Life was pretty good for awhile. My younger sister was my “partner in crime” although I would think it wasn’t by her choice. I was pretty stubborn and definitely persuasive. I had a very creative mind and we had a lot of time to play. I remember we used to spray the hose up in the palm frawns in our front yard and acted like we were showering; we had soap, sponges, and a rubber duck. We sang our favorite songs, danced around under the rain drops from the hose, and laid out in our swimming suits like we were Hollywood royalty.

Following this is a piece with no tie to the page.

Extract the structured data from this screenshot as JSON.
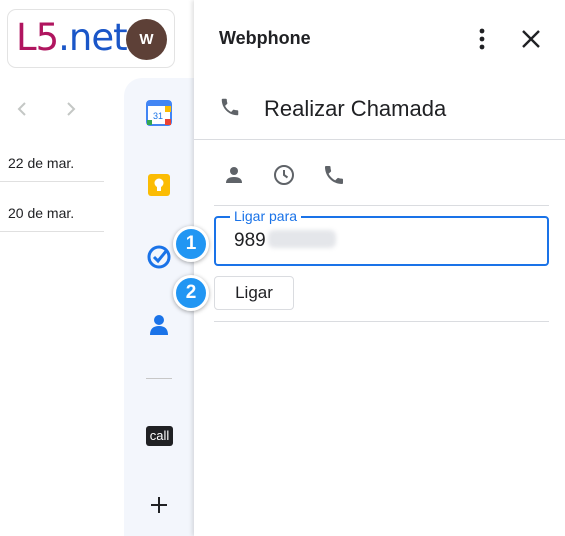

We had these two girls that lived next door that we used to play with ALL the time-but their mother didn’t like our family. I guess they thought they were better than us, and when the girls had a birthday party we weren’t invited. Instead of pouting or crying in our bedrooms, we planned our attack. We put the sprinkler on our “fake boulder” (Hollywood prop) turned the water on and kinked the hose until we heard them sing to the birthday girl. I let go of the kinked hose and the water shot over the fence and the party turned to our palm shower! We heard the screams from our secret hideout, and their mother yelled over the fence until my mom turned off the hose. The argument that ensued was funny and scary all at the same time. We ruined the cake, stained their fence (paper streamers) and all the presents were soaked. My mother stuck up for us to their mom by saying “if they were invited to the party none of this would’ve happened” but inside she was laughing. I like fairness; I can handle fairness; we played with them every day. How was it that we didn’t warrant an invitation?

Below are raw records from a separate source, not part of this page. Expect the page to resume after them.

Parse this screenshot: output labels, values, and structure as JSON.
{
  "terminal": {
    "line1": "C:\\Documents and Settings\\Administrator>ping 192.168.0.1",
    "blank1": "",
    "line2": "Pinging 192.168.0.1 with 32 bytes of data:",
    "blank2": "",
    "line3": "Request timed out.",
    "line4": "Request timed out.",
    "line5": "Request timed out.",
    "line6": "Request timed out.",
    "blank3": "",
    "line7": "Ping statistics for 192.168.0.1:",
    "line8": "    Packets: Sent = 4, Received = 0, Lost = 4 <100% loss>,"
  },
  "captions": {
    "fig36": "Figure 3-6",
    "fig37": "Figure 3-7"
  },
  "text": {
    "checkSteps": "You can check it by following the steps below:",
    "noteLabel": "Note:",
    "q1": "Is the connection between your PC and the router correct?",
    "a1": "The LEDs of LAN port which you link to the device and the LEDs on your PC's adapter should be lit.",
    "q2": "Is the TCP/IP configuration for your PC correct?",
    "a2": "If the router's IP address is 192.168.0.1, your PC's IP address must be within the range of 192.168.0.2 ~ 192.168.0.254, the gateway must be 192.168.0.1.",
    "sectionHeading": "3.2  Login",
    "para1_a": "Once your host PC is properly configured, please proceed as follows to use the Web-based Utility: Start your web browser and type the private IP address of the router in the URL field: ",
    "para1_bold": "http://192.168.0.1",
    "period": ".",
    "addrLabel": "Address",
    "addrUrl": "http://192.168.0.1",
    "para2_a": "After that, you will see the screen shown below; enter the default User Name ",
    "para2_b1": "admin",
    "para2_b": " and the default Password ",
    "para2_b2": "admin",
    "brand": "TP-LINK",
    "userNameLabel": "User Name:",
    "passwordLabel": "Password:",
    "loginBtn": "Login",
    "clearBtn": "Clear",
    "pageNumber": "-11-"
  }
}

I didn’t always get along with my mom. My older sister was the typical stereotype of the birth order and she got along with my mom without fail. (As much as I can remember) I think she wanted to parent me because my parents really didn’t, but I didn’t like it. I was a “daddy’s girl” for sure; I thought he hung the moon. When my mom and I would fight, I would pack up my suitcase and run away. Of course it was only to the end of the block because I wasn’t allowed to cross the street. My dad would come home and talk me into going home by telling me stories of what roamed the streets at night, and my one sleeve of saltines and Snoopy radio wouldn’t get me very far. Once I was on my runaway spot when “Officer Friendly” stopped to find out why this little blonde girl was sitting with her suitcase and bike by herself. He asked me if I wanted to go for a ride (totally normal for the 70’s) and I jumped at it. Officer Friendly wanted me to take my suitcase and bike home first, so off I went-as fast as I could. When I looked back to see if he was following me, I missed the car that was backing out-actually I DIDN’T! I flew over the car and hit the bushes, and had to have Officer Friendly walk me home and carry my broken bike. I didn’t cry until my mom wanted to clean me up and suggested I go for a ride another time. Then the pain from my accident spilled out and the only way to calm me was to let me go. Even though my father was a cop, I loved riding in the back of the black and white.

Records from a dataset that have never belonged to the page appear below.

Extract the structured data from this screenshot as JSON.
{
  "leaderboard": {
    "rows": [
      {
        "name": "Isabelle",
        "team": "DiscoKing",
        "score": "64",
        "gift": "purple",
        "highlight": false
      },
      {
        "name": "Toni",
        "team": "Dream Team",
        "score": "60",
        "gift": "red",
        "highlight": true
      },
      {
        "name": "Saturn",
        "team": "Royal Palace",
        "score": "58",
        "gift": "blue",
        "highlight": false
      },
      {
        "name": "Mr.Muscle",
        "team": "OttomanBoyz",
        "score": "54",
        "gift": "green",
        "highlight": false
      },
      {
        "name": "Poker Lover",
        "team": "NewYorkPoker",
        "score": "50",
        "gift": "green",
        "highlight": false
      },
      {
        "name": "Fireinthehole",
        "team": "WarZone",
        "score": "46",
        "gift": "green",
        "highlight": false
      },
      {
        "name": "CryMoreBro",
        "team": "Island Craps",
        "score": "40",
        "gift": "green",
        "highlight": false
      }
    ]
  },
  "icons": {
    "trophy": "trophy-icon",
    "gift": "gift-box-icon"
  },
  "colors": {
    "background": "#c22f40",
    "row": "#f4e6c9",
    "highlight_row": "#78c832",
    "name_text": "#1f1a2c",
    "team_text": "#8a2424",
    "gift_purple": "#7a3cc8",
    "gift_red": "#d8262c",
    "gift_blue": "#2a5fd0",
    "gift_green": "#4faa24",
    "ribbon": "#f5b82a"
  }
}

That wasn’t the only time I wrecked my bike. We had a local pool that opened every year at the start of summer, and weeks before the kids would take turns riding down the block to see when we saw lifeguards. It was my turn, and I saw activity in the pool. I turned my bike around and rode as fast as I could back to spread the joy of the start of our swimming pool summer! I got too excited and when the kids came into view, I cupped both hands around my mouth and yelled “IT’S OPEN!!” In doing so I crashed into a picket fence and smashed my thumb and tore my nail off. Sadly I couldn’t swim for a week so my nail could heal up-banging start to my last normal-ish summer in Southern California.